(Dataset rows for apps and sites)
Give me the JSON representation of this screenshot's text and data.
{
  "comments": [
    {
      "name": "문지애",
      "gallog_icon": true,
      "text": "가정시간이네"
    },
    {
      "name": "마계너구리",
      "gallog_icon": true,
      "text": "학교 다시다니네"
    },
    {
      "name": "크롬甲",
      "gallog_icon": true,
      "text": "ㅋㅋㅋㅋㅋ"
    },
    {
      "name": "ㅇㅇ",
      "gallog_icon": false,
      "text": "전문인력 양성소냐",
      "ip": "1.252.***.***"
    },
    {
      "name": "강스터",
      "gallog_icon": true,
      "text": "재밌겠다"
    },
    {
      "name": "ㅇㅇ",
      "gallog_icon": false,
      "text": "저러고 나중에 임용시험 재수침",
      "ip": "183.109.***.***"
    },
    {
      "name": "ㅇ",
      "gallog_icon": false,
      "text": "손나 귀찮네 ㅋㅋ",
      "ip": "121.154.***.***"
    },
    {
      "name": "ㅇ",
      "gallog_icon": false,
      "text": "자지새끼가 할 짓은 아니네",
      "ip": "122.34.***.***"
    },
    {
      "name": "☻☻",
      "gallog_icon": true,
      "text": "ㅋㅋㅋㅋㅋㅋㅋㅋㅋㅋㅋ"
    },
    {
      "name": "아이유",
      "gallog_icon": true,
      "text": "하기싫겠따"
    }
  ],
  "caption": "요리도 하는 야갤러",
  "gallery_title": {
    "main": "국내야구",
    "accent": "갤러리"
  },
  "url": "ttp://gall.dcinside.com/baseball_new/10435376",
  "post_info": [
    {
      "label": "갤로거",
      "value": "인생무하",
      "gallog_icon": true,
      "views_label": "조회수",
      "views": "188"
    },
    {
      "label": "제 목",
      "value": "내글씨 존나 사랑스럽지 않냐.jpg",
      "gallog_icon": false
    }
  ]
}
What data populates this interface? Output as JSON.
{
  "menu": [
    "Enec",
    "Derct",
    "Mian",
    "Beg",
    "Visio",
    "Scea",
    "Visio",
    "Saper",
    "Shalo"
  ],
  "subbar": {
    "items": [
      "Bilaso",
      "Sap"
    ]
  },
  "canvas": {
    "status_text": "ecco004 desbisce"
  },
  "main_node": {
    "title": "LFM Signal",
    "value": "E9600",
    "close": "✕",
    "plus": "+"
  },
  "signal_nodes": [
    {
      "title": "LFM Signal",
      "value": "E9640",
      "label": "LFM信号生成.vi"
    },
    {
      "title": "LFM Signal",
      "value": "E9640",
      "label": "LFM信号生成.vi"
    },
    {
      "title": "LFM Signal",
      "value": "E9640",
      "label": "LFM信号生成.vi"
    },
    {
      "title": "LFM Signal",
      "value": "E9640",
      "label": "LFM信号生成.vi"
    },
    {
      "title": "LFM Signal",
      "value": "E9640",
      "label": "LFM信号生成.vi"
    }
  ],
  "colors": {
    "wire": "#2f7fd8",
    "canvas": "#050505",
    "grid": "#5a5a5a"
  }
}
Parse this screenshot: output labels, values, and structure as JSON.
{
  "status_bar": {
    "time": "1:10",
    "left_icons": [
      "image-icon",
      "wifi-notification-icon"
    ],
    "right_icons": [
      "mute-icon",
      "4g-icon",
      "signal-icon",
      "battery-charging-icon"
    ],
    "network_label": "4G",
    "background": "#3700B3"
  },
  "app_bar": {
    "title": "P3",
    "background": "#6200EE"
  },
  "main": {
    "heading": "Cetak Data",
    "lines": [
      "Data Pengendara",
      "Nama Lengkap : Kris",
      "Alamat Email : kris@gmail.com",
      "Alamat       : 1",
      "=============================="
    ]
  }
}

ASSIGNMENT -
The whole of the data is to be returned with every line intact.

OUTPUT OF THE TASK -
Give me the JSON representation of this screenshot's text and data.
{
  "comments": [
    {
      "name": "문지애",
      "gallog_icon": true,
      "text": "가정시간이네"
    },
    {
      "name": "마계너구리",
      "gallog_icon": true,
      "text": "학교 다시다니네"
    },
    {
      "name": "크롬甲",
      "gallog_icon": true,
      "text": "ㅋㅋㅋㅋㅋ"
    },
    {
      "name": "ㅇㅇ",
      "gallog_icon": false,
      "text": "전문인력 양성소냐",
      "ip": "1.252.***.***"
    },
    {
      "name": "강스터",
      "gallog_icon": true,
      "text": "재밌겠다"
    },
    {
      "name": "ㅇㅇ",
      "gallog_icon": false,
      "text": "저러고 나중에 임용시험 재수침",
      "ip": "183.109.***.***"
    },
    {
      "name": "ㅇ",
      "gallog_icon": false,
      "text": "손나 귀찮네 ㅋㅋ",
      "ip": "121.154.***.***"
    },
    {
      "name": "ㅇ",
      "gallog_icon": false,
      "text": "자지새끼가 할 짓은 아니네",
      "ip": "122.34.***.***"
    },
    {
      "name": "☻☻",
      "gallog_icon": true,
      "text": "ㅋㅋㅋㅋㅋㅋㅋㅋㅋㅋㅋ"
    },
    {
      "name": "아이유",
      "gallog_icon": true,
      "text": "하기싫겠따"
    }
  ],
  "caption": "요리도 하는 야갤러",
  "gallery_title": {
    "main": "국내야구",
    "accent": "갤러리"
  },
  "url": "ttp://gall.dcinside.com/baseball_new/10435376",
  "post_info": [
    {
      "label": "갤로거",
      "value": "인생무하",
      "gallog_icon": true,
      "views_label": "조회수",
      "views": "188"
    },
    {
      "label": "제 목",
      "value": "내글씨 존나 사랑스럽지 않냐.jpg",
      "gallog_icon": false
    }
  ]
}
What data populates this interface? Output as JSON.
{
  "menu": [
    "Enec",
    "Derct",
    "Mian",
    "Beg",
    "Visio",
    "Scea",
    "Visio",
    "Saper",
    "Shalo"
  ],
  "subbar": {
    "items": [
      "Bilaso",
      "Sap"
    ]
  },
  "canvas": {
    "status_text": "ecco004 desbisce"
  },
  "main_node": {
    "title": "LFM Signal",
    "value": "E9600",
    "close": "✕",
    "plus": "+"
  },
  "signal_nodes": [
    {
      "title": "LFM Signal",
      "value": "E9640",
      "label": "LFM信号生成.vi"
    },
    {
      "title": "LFM Signal",
      "value": "E9640",
      "label": "LFM信号生成.vi"
    },
    {
      "title": "LFM Signal",
      "value": "E9640",
      "label": "LFM信号生成.vi"
    },
    {
      "title": "LFM Signal",
      "value": "E9640",
      "label": "LFM信号生成.vi"
    },
    {
      "title": "LFM Signal",
      "value": "E9640",
      "label": "LFM信号生成.vi"
    }
  ],
  "colors": {
    "wire": "#2f7fd8",
    "canvas": "#050505",
    "grid": "#5a5a5a"
  }
}
Parse this screenshot: output labels, values, and structure as JSON.
{
  "status_bar": {
    "time": "1:10",
    "left_icons": [
      "image-icon",
      "wifi-notification-icon"
    ],
    "right_icons": [
      "mute-icon",
      "4g-icon",
      "signal-icon",
      "battery-charging-icon"
    ],
    "network_label": "4G",
    "background": "#3700B3"
  },
  "app_bar": {
    "title": "P3",
    "background": "#6200EE"
  },
  "main": {
    "heading": "Cetak Data",
    "lines": [
      "Data Pengendara",
      "Nama Lengkap : Kris",
      "Alamat Email : kris@gmail.com",
      "Alamat       : 1",
      "=============================="
    ]
  }
}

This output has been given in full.